It is unclear what practical impact Mare Shipping will have, since documents and other information obtained by FSIA defense counsel from a foreign state would presumably remain protected by the attorney-client privilege.  In addition, FSIA counsel’s work should remain protected by the attorney work product doctrine.  However, in the event that such protections do not apply, defense counsel should be aware that they likely cannot rely upon the FSIA to fight discovery related to their representation of foreign states.

The Narrow Implied Waiver Exception

A recent decision from the United States District Court for the District of Columbia underscores the difficulty of establishing FSIA jurisdiction based upon a foreign state’s implied waiver of immunity.  The case also highlights that defense counsel in FSIA cases should take a simple step to prevent an inadvertent waiver of immunity in litigation.

The FSIA’s legislative history indicates that implied waivers may be found “in cases where a foreign state has agreed to arbitration in another country or where a foreign state has agreed that the law of a particular country should govern a contract.”  H.R.Rep. No. 94–1487, at 18 (1976).  In addition, “[a]n implicit waiver would . . . include a situation where a foreign state has filed a responsive pleading in an action without raising the defense of sovereign immunity.”  Ibid.  Based upon this legislative history, “[f]ederal courts have been virtually unanimous in holding that the implied waiver provision of Section 1605(a)(1) must be construed narrowly.”  Shapiro v. Republic of Bolivia , 930 F.2d 1013, 1017 (2d Cir. 1991).  Moreover, while “the examples given in the House Report are not necessarily the only circumstances in which an implied waiver might be found,” Smith v. Socialist People’s Libyan Arab Jamahiriya, 101 F.3d 239, 244 (2d Cir. 1996), “courts have been reluctant to stray beyond these examples when considering claims that a nation has implicitly waived its defense of sovereign immunity.” Princz v. Federal Republic of Germany, 26 F.3d 1166, 1174 (D.C. Cir. 1994).

Diag Human S.E. v. Czech Republic-Ministry of Health, CV 13-0355 (ABJ), 2014 WL 3956747 (D.D.C. Aug. 14, 2014), is consistent with precedent narrowly construing implied waivers under section 1605(a)(1).  In determining whether the Czech Republic had implicitly waived its immunity, the district court held that there had been no implied waiver because the foreign state’s conduct did not fall within any of the three examples set forth in the legislative history.  Diag Human, 2014 WL 3956747, at *6.
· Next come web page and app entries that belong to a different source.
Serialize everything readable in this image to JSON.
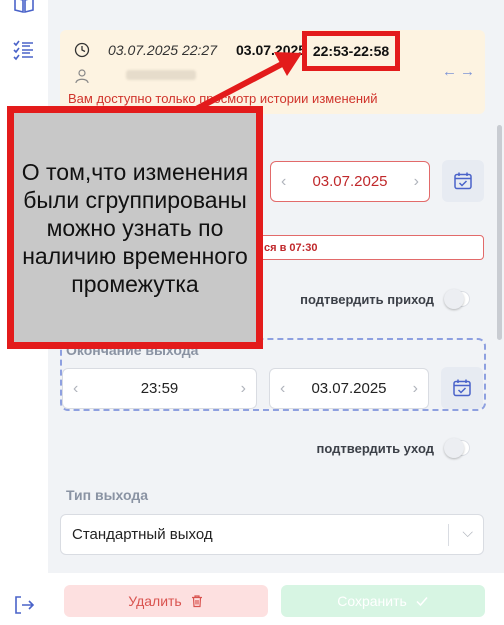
{
  "rail": {
    "icons": [
      "book-icon",
      "checklist-icon",
      "logout-icon"
    ]
  },
  "notice": {
    "date_left": "03.07.2025 22:27",
    "date_right": "03.07.2025",
    "time_range": "22:53-22:58",
    "message": "Вам доступно только просмотр истории изменений",
    "arrows": "←→"
  },
  "arrival": {
    "date_value": "03.07.2025",
    "error_text": "ся в 07:30",
    "confirm_label": "подтвердить приход"
  },
  "departure": {
    "label": "Окончание выхода",
    "time_value": "23:59",
    "date_value": "03.07.2025",
    "confirm_label": "подтвердить уход"
  },
  "exit_type": {
    "label": "Тип выхода",
    "value": "Стандартный выход"
  },
  "actions": {
    "delete_label": "Удалить",
    "save_label": "Сохранить"
  },
  "annotation": {
    "text": "О том,что изменения были сгруппированы можно узнать по наличию временного промежутка"
  },
  "colors": {
    "highlight": "#e31b1b",
    "notice_bg": "#fdf3e1",
    "error": "#c0282b",
    "accent": "#8ea0e0"
  }
}
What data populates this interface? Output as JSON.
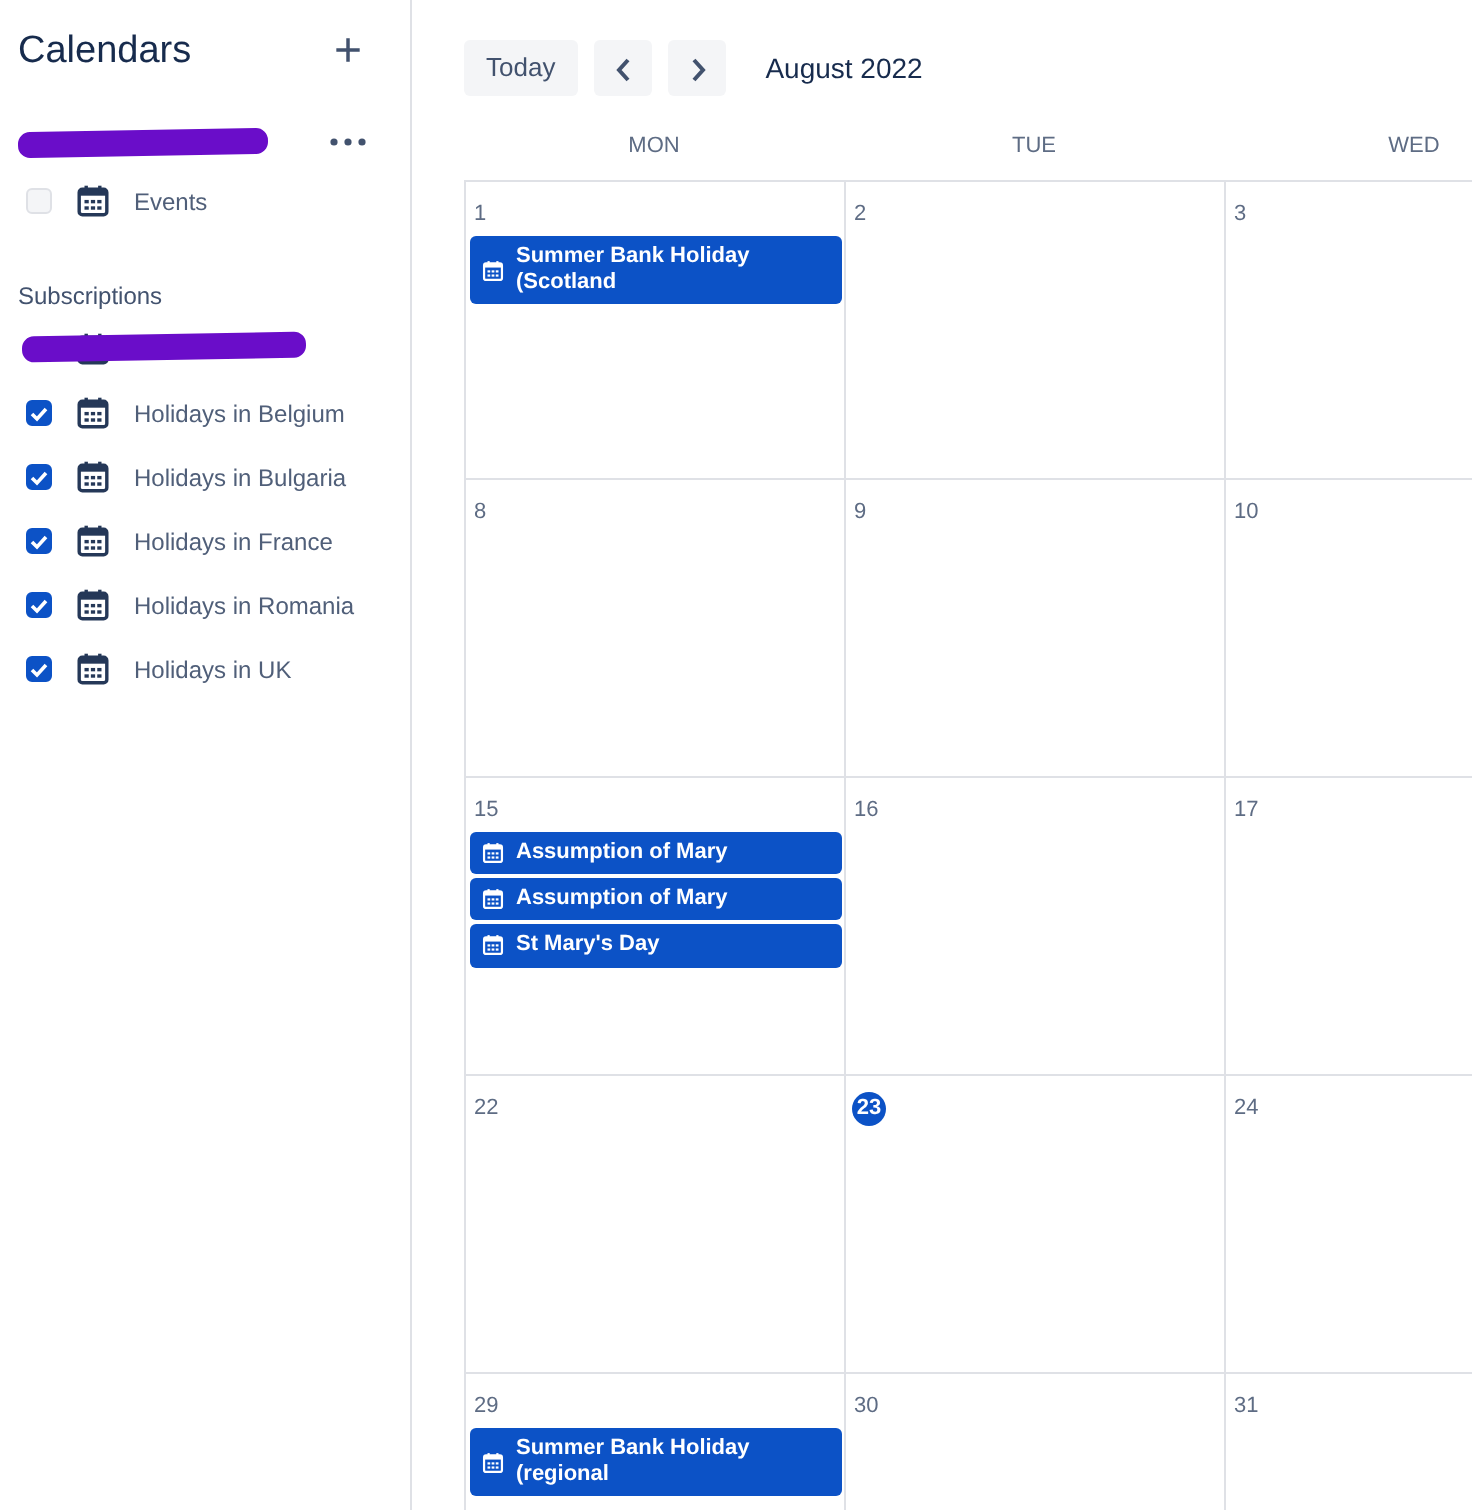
{
  "sidebar": {
    "title": "Calendars",
    "add_button": "+",
    "groups": [
      {
        "title_redacted": true,
        "has_menu": true,
        "items": [
          {
            "label": "Events",
            "checked": false
          }
        ]
      },
      {
        "title": "Subscriptions",
        "items": [
          {
            "redacted": true
          },
          {
            "label": "Holidays in Belgium",
            "checked": true
          },
          {
            "label": "Holidays in Bulgaria",
            "checked": true
          },
          {
            "label": "Holidays in France",
            "checked": true
          },
          {
            "label": "Holidays in Romania",
            "checked": true
          },
          {
            "label": "Holidays in UK",
            "checked": true
          }
        ]
      }
    ]
  },
  "toolbar": {
    "today_button": "Today",
    "period": "August 2022"
  },
  "calendar": {
    "columns": [
      "MON",
      "TUE",
      "WED"
    ],
    "weeks": [
      [
        {
          "day": "1",
          "today": false,
          "events": [
            "Summer Bank Holiday (Scotland"
          ]
        },
        {
          "day": "2",
          "today": false
        },
        {
          "day": "3",
          "today": false
        }
      ],
      [
        {
          "day": "8",
          "today": false
        },
        {
          "day": "9",
          "today": false
        },
        {
          "day": "10",
          "today": false
        }
      ],
      [
        {
          "day": "15",
          "today": false,
          "events": [
            "Assumption of Mary",
            "Assumption of Mary",
            "St Mary's Day"
          ]
        },
        {
          "day": "16",
          "today": false
        },
        {
          "day": "17",
          "today": false
        }
      ],
      [
        {
          "day": "22",
          "today": false
        },
        {
          "day": "23",
          "today": true
        },
        {
          "day": "24",
          "today": false
        }
      ],
      [
        {
          "day": "29",
          "today": false,
          "events": [
            "Summer Bank Holiday (regional"
          ]
        },
        {
          "day": "30",
          "today": false
        },
        {
          "day": "31",
          "today": false
        }
      ]
    ]
  }
}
While the analysis in Diag Human is straightforward, the case highlights an important issue for FSIA defense counsel.  The Czech Republic filed a motion to dismiss in Diag Human that did not raise the issue of foreign sovereign immunity.  The district court determined that such a filing did not fall within the “responsive pleading” implicit waiver exception, because a motion to dismiss is not a responsive pleading.  Diag Human, 2014 WL 3956747, at *6.  As a procedural matter, the district court was correct: under the Federal Rules of Civil Procedure, a motion to dismiss is technically not a “responsive pleading.”  See, e.g., Doe v. United States, 58 F.3d 494, 497 (9th Cir. 1995).  However, as a practical matter, defense counsel in FSIA cases should be cautious about filing a motion to dismiss that fails to include a sovereign immunity defense.  At a bare minimum, any such motion should expressly reserve the sovereign immunity defense so that the plaintiff cannot argue implicit waiver under section 1605(a)(1).  In fact, it is good practice for defense counsel to include explicit “non-waiver” language in all early filings in an FSIA case – including, for example, stipulations to extend time to file an answer or otherwise respond – to avoid waiver becoming an issue in the litigation.